U.S. Energy Information Administration - EIA - Independent Statistics and Analysis
Short-Term Energy Outlook
Renewables and Carbon Dioxide Emissions
Electricity and Heat Generation from Renewables
EIA expects total renewables used in the electric power sector to decrease by 0.3% in 2017 and then increase by 7.3% in 2018. Forecast electricity generation from hydropower falls by 2.2% in 2017 and increases by 4.2% in 2018. Consumption of renewable energy other than hydropower in the electric power sector is forecast to grow by 1.3% in 2017 and by 9.8% in 2018.
EIA expects that utility-scale solar capacity will grow by about 8.5 gigawatts (GW) in 2017 and 2018 combined.
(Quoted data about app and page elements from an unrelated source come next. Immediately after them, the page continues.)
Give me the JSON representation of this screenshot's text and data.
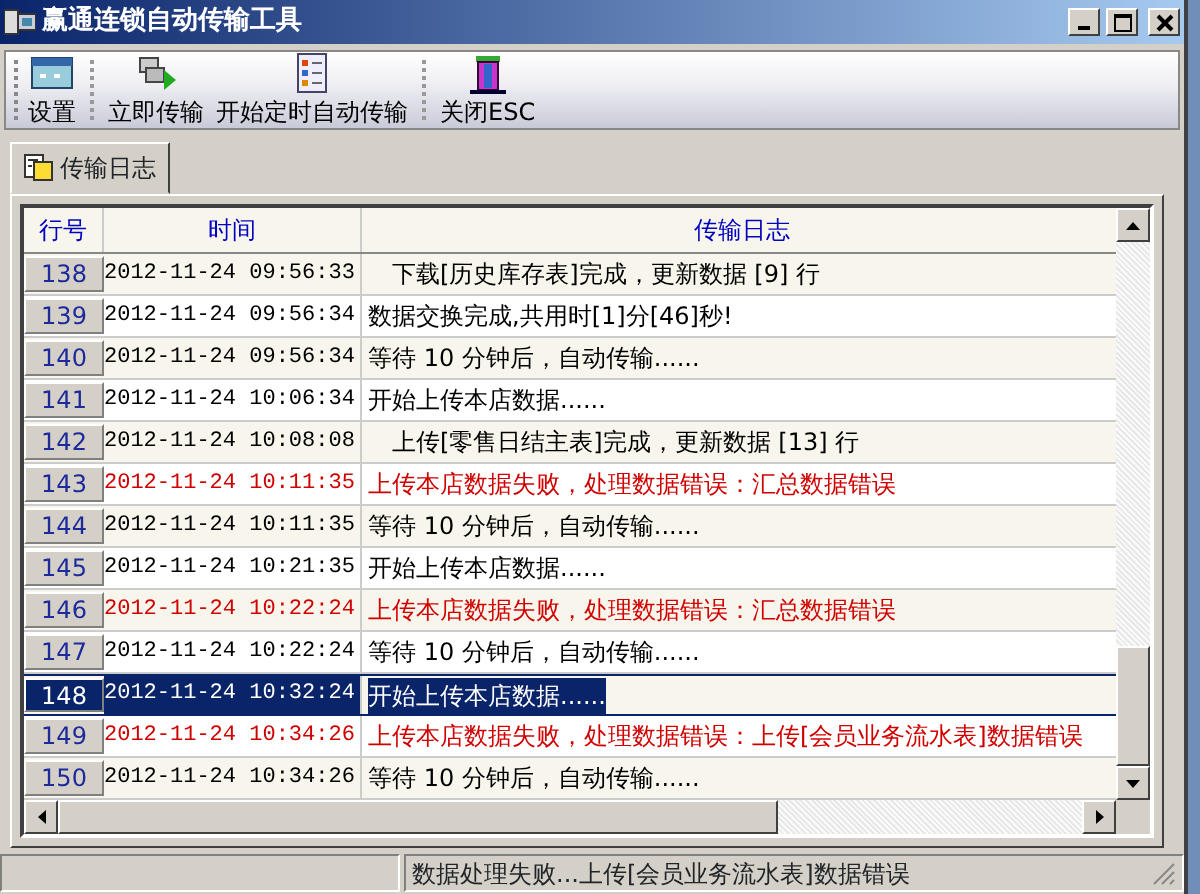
{
  "window": {
    "title": "赢通连锁自动传输工具"
  },
  "toolbar": [
    {
      "label": "设置",
      "kind": "settings"
    },
    {
      "label": "立即传输",
      "kind": "send"
    },
    {
      "label": "开始定时自动传输",
      "kind": "schedule"
    },
    {
      "label": "关闭ESC",
      "kind": "exit"
    }
  ],
  "tabs": [
    {
      "label": "传输日志",
      "selected": true
    }
  ],
  "table": {
    "columns": [
      "行号",
      "时间",
      "传输日志"
    ],
    "rows": [
      {
        "line": "138",
        "time": "2012-11-24 09:56:33",
        "log": "下载[历史库存表]完成，更新数据 [9] 行",
        "error": false,
        "indented": true,
        "selected": false
      },
      {
        "line": "139",
        "time": "2012-11-24 09:56:34",
        "log": "数据交换完成,共用时[1]分[46]秒!",
        "error": false,
        "indented": false,
        "selected": false
      },
      {
        "line": "140",
        "time": "2012-11-24 09:56:34",
        "log": "等待 10 分钟后，自动传输......",
        "error": false,
        "indented": false,
        "selected": false
      },
      {
        "line": "141",
        "time": "2012-11-24 10:06:34",
        "log": "开始上传本店数据......",
        "error": false,
        "indented": false,
        "selected": false
      },
      {
        "line": "142",
        "time": "2012-11-24 10:08:08",
        "log": "上传[零售日结主表]完成，更新数据 [13] 行",
        "error": false,
        "indented": true,
        "selected": false
      },
      {
        "line": "143",
        "time": "2012-11-24 10:11:35",
        "log": "上传本店数据失败，处理数据错误：汇总数据错误",
        "error": true,
        "indented": false,
        "selected": false
      },
      {
        "line": "144",
        "time": "2012-11-24 10:11:35",
        "log": "等待 10 分钟后，自动传输......",
        "error": false,
        "indented": false,
        "selected": false
      },
      {
        "line": "145",
        "time": "2012-11-24 10:21:35",
        "log": "开始上传本店数据......",
        "error": false,
        "indented": false,
        "selected": false
      },
      {
        "line": "146",
        "time": "2012-11-24 10:22:24",
        "log": "上传本店数据失败，处理数据错误：汇总数据错误",
        "error": true,
        "indented": false,
        "selected": false
      },
      {
        "line": "147",
        "time": "2012-11-24 10:22:24",
        "log": "等待 10 分钟后，自动传输......",
        "error": false,
        "indented": false,
        "selected": false
      },
      {
        "line": "148",
        "time": "2012-11-24 10:32:24",
        "log": "开始上传本店数据......",
        "error": false,
        "indented": false,
        "selected": true
      },
      {
        "line": "149",
        "time": "2012-11-24 10:34:26",
        "log": "上传本店数据失败，处理数据错误：上传[会员业务流水表]数据错误",
        "error": true,
        "indented": false,
        "selected": false
      },
      {
        "line": "150",
        "time": "2012-11-24 10:34:26",
        "log": "等待 10 分钟后，自动传输......",
        "error": false,
        "indented": false,
        "selected": false
      }
    ]
  },
  "status_bar": {
    "message": "数据处理失败...上传[会员业务流水表]数据错误"
  }
}
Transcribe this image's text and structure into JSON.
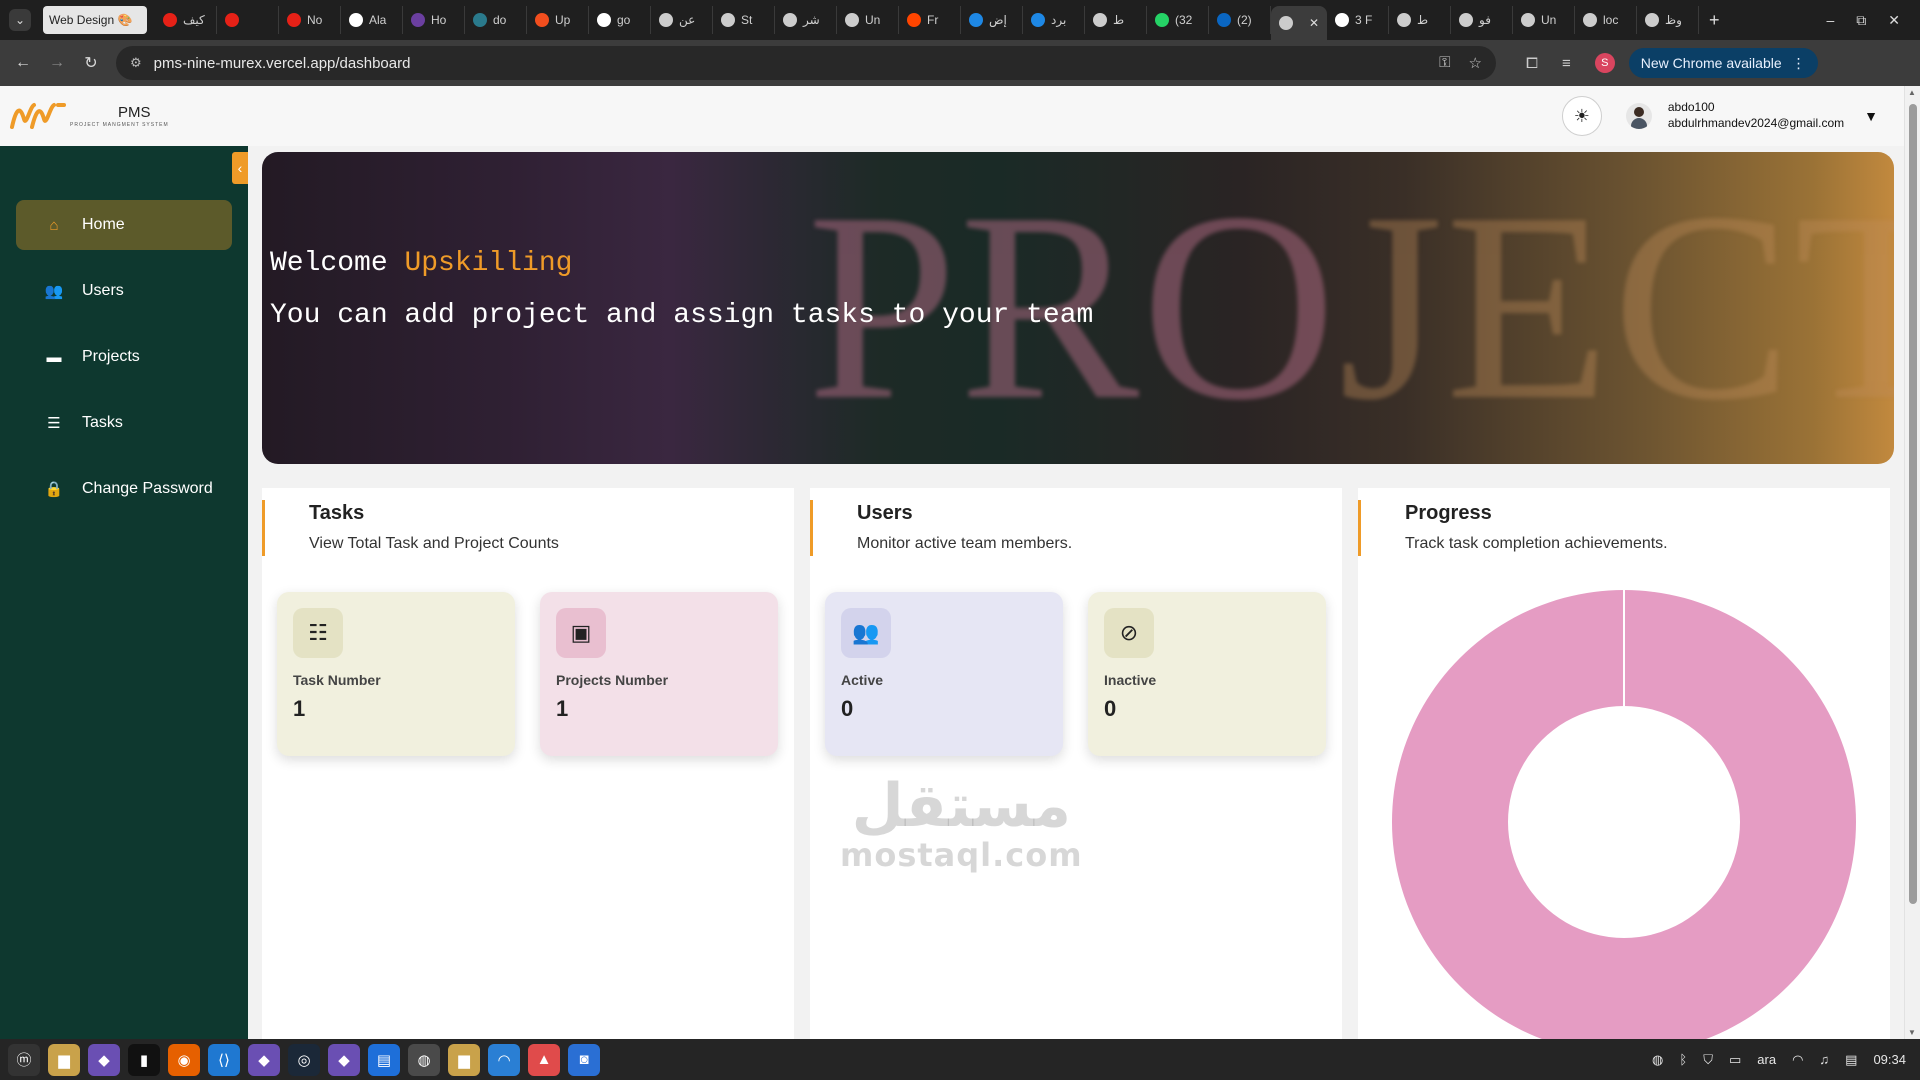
{
  "browser": {
    "group_tab_label": "Web Design 🎨",
    "tabs": [
      "كيف",
      "",
      "No",
      "Ala",
      "Ho",
      "do",
      "Up",
      "go",
      "عن",
      "St",
      "شر",
      "Un",
      "Fr",
      "إض",
      "برد",
      "ط",
      "(32",
      "(2)",
      "",
      "3 F",
      "ط",
      "فو",
      "Un",
      "loc",
      "وظ"
    ],
    "tab_colors": [
      "#e62117",
      "#e62117",
      "#e62117",
      "#ffffff",
      "#6b3fa0",
      "#2a7a8c",
      "#f24e1e",
      "#ffffff",
      "#cccccc",
      "#cccccc",
      "#cccccc",
      "#cccccc",
      "#ff4500",
      "#1e88e5",
      "#1e88e5",
      "#cccccc",
      "#25d366",
      "#0a66c2",
      "#cccccc",
      "#ffffff",
      "#cccccc",
      "#cccccc",
      "#cccccc",
      "#cccccc",
      "#cccccc"
    ],
    "url": "pms-nine-murex.vercel.app/dashboard",
    "update_label": "New Chrome available",
    "profile_initial": "S"
  },
  "header": {
    "logo_title": "PMS",
    "logo_subtitle": "PROJECT MANGMENT SYSTEM",
    "user_name": "abdo100",
    "user_email": "abdulrhmandev2024@gmail.com"
  },
  "sidebar": {
    "items": [
      {
        "label": "Home",
        "icon": "home-icon",
        "active": true
      },
      {
        "label": "Users",
        "icon": "users-icon",
        "active": false
      },
      {
        "label": "Projects",
        "icon": "folder-icon",
        "active": false
      },
      {
        "label": "Tasks",
        "icon": "list-icon",
        "active": false
      },
      {
        "label": "Change Password",
        "icon": "lock-icon",
        "active": false
      }
    ]
  },
  "hero": {
    "welcome": "Welcome",
    "name": "Upskilling",
    "subtitle": "You can add project and assign tasks to your team",
    "background_text": "PROJECTS"
  },
  "panels": {
    "tasks": {
      "title": "Tasks",
      "subtitle": "View Total Task and Project Counts",
      "stats": [
        {
          "label": "Task Number",
          "value": "1",
          "color": "#f1f0de",
          "icon_bg": "#e4e2c4",
          "icon": "task-list-icon"
        },
        {
          "label": "Projects Number",
          "value": "1",
          "color": "#f3e0e8",
          "icon_bg": "#e9bfd0",
          "icon": "presentation-icon"
        }
      ]
    },
    "users": {
      "title": "Users",
      "subtitle": "Monitor active team members.",
      "stats": [
        {
          "label": "Active",
          "value": "0",
          "color": "#e6e6f4",
          "icon_bg": "#d3d3ec",
          "icon": "users-group-icon"
        },
        {
          "label": "Inactive",
          "value": "0",
          "color": "#f1f0de",
          "icon_bg": "#e4e2c4",
          "icon": "users-slash-icon"
        }
      ]
    },
    "progress": {
      "title": "Progress",
      "subtitle": "Track task completion achievements."
    }
  },
  "chart_data": {
    "type": "pie",
    "title": "",
    "categories": [
      ""
    ],
    "values": [
      1
    ],
    "colors": [
      "#e59cc3"
    ],
    "inner_radius_ratio": 0.5
  },
  "watermark": {
    "arabic": "مستقل",
    "latin": "mostaql.com"
  },
  "taskbar": {
    "apps": [
      "menu-icon",
      "files-icon",
      "app-icon",
      "terminal-icon",
      "firefox-icon",
      "vscode-icon",
      "app-icon",
      "steam-icon",
      "app-icon",
      "writer-icon",
      "chrome-icon",
      "files-icon",
      "wifi-icon",
      "image-icon",
      "camera-icon"
    ],
    "keyboard_layout": "ara",
    "clock": "09:34"
  }
}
This projected increase would bring the amount of solar capacity at the end of 2018 to 26.5 GW. States leading in utility-scale solar capacity additions are California, Nevada, North Carolina, Texas, and Georgia. Forecast utility-scale solar generation averages 1.2% of total U.S. electricity generation in 2018.
U.S. wind capacity totaled 76.0 GW at the end of 2016, and by 2018 that capacity is expected to rise to 89.2 GW. Forecast wind generation accounts for 6% of total generation in 2018.
On November 23, 2016, the U.S. Environmental Protection Agency (EPA) finalized a rule setting Renewable Fuel Standard (RFS) volumes for 2017. EIA used the final volumes to develop the current STEO forecast for 2017 but does not assume any explicit RFS targets for the 2018 forecast. EIA expects that the largest effect of the finalized 2017 RFS targets will be on biomass-based diesel consumption, which includes both biodiesel and renewable diesel and helps to meet the RFS targets for use of biomass-based diesel, advanced biofuel, and total renewable fuel. Biodiesel production averaged 99,000 b/d in 2016, and it is forecast to increase to an average of 104,000 b/d in 2017 and 111,000 b/d in 2018. Net imports of biomass-based diesel are expected to rise from 47,000 b/d in 2016 to 51,000 b/d in 2017 and to 57,000 b/d in 2018.
Ethanol production averaged 1.0 million b/d in 2016, and it is forecast to average around 1.0 million b/d in both 2017 and 2018. Ethanol consumption averaged about 940,000 b/d in 2016, and it is forecast to average about 940,000 b/d in 2017 and 950,000 b/d in 2018. This level of consumption results in the ethanol share of the total gasoline pool averaging about 10% in both 2017 and 2018, as only marginal increases in higher-level ethanol blends are assumed to occur during the STEO forecast period.
Energy-Related Carbon Dioxide Emissions
EIA estimates that energy-related emissions of carbon dioxide decreased by 1.6% in 2016. Emissions are forecast to increase by 1.6% in 2017 and by 0.8% in 2018. These forecasts are sensitive to assumptions about weather, economic growth, and fuel prices.
|U.S. Renewables & CO2 Emissions Summary|
|2015||2016||2017 projected||2018 projected|
a Conventional hydroelectric power only. Hydroelectricity generated by pumped storage is not included in renewable energy.
b Includes electricity and heat generation
c Other renewables includes biofuels production losses and co-products
d Includes electric power sector use of geothermal energy and non-biomass waste
|U.S. Renewables Consumption||(quadrillion Btu)|
|Carbon Dioxide Emissions by Fuel||(million metric tons)|
|Petroleum and Other Liquid Fuels||2295||2313||2321||2349|
Interactive Data Viewers
|U.S. Renewable Energy Supply||XLSX||PNG|
|U.S. Energy-Related Carbon Dioxide Emissions Growth||XLSX||PNG|
|U.S. Total Industrial Production Index||XLSX||PNG|
|U.S. Disposable Income||XLSX||PNG|
|Today In Energy||Daily|
|U.S. Energy-Related Carbon Dioxide Emissions||Annual|
|State-Level Energy-Related Carbon Dioxide Emissions||Annual|
|Changes to Electricity and Renewables Tables||Aug-2012|
|Emissions of Greenhouse Gases in the United States||31-Mar-2011|
|Understanding the Decline in CO2 Emissions in 2009||Oct-2009|
|Biodiesel Supply and Consumption||Apr-2009|